Law schools are careful to screen out in advance persons who will obviously fail to meet the minimum standards for admission to the bar. There are now, as always, numerous ways in which students can blemish their records, and make their application to a bar problematic. For example, convictions for violations of all but the most petty of laws can become major obstacles for one seeking to enter the legal profession. Additionally, students must maintain high standards of academic honesty, as a blemish in this area could make law school admissions very problematic. Good credit ratings should be maintained as well. Paying the telephone bill late is not likely to keep a student out of law school, but it may well make obtaining a loan for law school very difficult. Students should use good judgment in putting personal information on Facebook, Twitter, and other social media platforms.
Trends in law school acceptances depend on several variables. These include
High application levels means that seniors at Franklin & Marshall and other colleges and universities now have a much more difficult time in gaining admission to a particular law school than those in years past. Because of the large number of applicants who, by definition, fall into the middle range of the LSAT score and cumulative grade point average, acceptance by any particular school remains uncertain, even if the applicant meets the school's published "minimum standards." Since, naturally, there are more applicants than space available in first-year classes, most law schools remain very selective.
Hidden within admission figures over the past two decades is another important fact: the quality (as measured by LSAT score, grade-point average, and rank in class) of law school applicants has significantly improved. This means that an "average" college senior in 1960 simply had an easier time gaining admission to law school than an "average" college senior today.

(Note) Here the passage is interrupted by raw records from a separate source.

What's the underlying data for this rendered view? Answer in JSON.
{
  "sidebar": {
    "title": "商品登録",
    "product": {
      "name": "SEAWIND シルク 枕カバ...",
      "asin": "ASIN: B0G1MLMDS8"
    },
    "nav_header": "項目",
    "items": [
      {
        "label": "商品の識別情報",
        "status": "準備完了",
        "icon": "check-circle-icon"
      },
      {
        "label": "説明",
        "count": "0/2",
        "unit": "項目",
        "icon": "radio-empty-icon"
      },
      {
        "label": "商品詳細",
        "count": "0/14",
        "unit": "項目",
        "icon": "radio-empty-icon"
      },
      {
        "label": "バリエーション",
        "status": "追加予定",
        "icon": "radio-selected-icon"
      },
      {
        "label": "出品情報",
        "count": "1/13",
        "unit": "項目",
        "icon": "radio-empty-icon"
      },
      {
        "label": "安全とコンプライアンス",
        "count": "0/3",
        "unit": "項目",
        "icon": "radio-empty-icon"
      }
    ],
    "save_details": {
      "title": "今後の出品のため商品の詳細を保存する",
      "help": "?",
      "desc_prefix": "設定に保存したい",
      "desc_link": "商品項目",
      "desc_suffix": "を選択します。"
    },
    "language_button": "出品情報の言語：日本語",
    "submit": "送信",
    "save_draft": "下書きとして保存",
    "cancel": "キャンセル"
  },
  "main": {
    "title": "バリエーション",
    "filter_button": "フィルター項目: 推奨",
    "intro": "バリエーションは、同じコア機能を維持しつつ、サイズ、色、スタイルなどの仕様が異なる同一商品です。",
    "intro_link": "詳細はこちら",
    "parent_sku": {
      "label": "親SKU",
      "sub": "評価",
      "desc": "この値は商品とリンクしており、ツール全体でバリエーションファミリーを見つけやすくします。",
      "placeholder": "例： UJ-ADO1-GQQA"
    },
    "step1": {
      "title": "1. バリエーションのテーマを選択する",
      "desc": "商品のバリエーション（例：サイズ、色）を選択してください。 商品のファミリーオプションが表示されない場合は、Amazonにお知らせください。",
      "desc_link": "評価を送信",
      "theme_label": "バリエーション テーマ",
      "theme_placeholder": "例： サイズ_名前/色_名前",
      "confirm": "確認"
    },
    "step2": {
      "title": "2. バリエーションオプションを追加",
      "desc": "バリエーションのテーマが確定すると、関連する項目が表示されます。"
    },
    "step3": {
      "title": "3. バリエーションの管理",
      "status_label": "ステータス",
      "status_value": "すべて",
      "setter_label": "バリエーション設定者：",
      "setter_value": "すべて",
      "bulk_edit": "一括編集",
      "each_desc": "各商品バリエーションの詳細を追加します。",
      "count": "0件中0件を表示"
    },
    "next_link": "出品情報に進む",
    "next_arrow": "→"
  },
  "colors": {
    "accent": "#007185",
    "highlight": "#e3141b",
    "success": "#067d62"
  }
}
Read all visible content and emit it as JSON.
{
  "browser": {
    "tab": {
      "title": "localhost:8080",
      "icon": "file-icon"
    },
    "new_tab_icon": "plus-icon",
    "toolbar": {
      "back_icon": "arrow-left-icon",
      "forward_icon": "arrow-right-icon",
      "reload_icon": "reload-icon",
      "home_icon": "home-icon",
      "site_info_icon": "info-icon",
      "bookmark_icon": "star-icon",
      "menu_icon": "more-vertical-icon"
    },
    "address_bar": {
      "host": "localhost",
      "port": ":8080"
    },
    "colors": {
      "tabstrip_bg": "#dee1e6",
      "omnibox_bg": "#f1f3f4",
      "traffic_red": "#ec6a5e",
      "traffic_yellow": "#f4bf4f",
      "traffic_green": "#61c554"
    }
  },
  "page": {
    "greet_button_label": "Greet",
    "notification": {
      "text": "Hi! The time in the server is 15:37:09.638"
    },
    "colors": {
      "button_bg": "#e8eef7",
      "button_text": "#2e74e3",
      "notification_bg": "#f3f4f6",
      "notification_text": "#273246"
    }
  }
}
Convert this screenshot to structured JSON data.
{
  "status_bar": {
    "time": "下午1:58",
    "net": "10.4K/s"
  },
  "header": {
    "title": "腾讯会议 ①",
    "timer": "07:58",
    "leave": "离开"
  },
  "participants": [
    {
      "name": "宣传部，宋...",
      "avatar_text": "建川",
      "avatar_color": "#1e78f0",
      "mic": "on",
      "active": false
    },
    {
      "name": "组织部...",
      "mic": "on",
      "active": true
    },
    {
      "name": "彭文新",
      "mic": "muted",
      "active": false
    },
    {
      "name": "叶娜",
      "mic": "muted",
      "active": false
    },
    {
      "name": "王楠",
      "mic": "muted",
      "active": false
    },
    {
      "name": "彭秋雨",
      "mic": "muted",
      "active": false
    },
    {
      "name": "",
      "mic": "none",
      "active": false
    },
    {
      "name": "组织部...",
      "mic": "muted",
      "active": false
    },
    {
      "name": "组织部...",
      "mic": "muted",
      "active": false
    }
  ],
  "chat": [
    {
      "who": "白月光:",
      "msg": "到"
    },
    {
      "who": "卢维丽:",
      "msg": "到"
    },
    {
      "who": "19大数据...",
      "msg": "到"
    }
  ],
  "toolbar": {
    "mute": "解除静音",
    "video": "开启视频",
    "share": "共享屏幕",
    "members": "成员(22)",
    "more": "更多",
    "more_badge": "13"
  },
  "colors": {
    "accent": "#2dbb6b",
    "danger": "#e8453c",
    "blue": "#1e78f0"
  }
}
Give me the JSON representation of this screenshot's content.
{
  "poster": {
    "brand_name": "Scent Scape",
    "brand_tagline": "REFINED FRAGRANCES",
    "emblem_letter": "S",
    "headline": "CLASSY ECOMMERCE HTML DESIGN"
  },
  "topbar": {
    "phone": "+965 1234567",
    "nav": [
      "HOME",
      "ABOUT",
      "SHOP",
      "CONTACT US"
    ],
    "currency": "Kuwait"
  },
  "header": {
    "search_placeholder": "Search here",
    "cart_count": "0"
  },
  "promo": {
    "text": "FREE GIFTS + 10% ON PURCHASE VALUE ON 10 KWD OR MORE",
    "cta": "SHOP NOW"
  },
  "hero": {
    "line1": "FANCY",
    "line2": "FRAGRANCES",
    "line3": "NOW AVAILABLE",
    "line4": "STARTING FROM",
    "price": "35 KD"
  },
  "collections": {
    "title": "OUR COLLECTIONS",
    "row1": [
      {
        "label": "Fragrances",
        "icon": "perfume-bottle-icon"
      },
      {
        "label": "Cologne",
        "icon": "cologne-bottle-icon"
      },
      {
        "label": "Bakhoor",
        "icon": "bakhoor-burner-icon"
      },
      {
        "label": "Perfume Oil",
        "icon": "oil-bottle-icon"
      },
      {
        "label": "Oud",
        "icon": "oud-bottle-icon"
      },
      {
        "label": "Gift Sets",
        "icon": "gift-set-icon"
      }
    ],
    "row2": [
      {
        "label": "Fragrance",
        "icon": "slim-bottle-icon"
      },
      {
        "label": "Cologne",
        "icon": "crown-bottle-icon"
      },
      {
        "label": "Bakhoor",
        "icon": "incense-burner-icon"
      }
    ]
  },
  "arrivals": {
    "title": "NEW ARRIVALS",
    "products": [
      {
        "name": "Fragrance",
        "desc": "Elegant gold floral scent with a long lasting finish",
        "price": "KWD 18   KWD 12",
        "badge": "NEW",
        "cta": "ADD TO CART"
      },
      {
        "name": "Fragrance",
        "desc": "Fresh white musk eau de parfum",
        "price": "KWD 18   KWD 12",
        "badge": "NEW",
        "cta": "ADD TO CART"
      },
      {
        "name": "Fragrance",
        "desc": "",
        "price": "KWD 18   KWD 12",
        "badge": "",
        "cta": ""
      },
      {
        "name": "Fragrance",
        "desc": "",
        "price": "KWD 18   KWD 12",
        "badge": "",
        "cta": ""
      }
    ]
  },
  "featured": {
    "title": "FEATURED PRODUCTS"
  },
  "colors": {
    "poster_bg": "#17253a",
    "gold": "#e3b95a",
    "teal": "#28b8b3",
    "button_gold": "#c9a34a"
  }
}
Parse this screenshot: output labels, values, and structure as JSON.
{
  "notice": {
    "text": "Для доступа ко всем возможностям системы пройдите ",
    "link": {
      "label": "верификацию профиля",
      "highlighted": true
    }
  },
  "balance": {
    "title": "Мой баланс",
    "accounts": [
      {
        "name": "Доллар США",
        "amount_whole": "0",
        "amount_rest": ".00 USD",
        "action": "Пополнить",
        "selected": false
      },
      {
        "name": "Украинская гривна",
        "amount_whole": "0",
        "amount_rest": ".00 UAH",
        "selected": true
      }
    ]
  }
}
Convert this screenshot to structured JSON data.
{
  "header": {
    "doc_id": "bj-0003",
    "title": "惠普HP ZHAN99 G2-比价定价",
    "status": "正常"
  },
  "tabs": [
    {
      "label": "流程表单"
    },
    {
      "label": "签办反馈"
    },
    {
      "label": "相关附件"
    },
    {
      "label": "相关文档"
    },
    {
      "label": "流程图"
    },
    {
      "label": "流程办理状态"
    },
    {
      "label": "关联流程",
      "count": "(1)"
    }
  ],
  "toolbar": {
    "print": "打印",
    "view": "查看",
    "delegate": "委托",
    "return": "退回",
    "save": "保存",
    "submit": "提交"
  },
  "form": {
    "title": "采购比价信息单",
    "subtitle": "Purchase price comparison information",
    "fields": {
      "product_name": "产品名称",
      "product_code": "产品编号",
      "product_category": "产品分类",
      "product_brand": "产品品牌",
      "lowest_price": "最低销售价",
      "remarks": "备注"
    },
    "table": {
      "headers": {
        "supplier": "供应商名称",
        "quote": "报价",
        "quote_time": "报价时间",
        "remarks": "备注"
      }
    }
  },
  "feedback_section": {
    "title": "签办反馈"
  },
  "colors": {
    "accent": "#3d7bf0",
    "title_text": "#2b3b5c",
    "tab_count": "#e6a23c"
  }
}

Changes in admission statistics over the past two or three decades have, not surprisingly, had an impact on the legal profession itself. Total law school enrollment has jumped from 44,000 in 1960 to where it stands today. Women accounted for just 10% of law students in 1960. Today, about 50% of law students are women. In 1960, there were a total of 285,000 attorneys in the United States. As of 2011, the number of licensed lawyers in the U.S. is 1,245,205 according to the American Bar Association. There has also been a shift in the kind of employment lawyers have. In 1948, 90% of American attorneys were in private practice, with two-thirds of this group being solo practitioners. By 2005, the percentage in private practice had dropped to 75%, with only 49% of the group remaining as solo practitioners.
Whether to save money, to travel, to rest, or to combine some of each, some students will choose, to "sit out" a year or two following graduation from college before entering law school. In such cases, students should not expect a law school to "hold" places for them, but instead should apply in the fall of the year for admission the following September.
Students who make application to law school with little or no intention of enrolling at the specified date are doing themselves no good and are likely denying someone else an acceptance. Seniors delaying application should remember that they will apply with eight semesters of course work on their transcripts. This may help or hurt your reported GPA. A pre-law senior who does not intend to apply to law school for admission the following year should communicate his or her interest in law school to the pre-law adviser. The student may then solicit evaluations for the letter of recommendation, and the file can then be maintained until application to law school is made.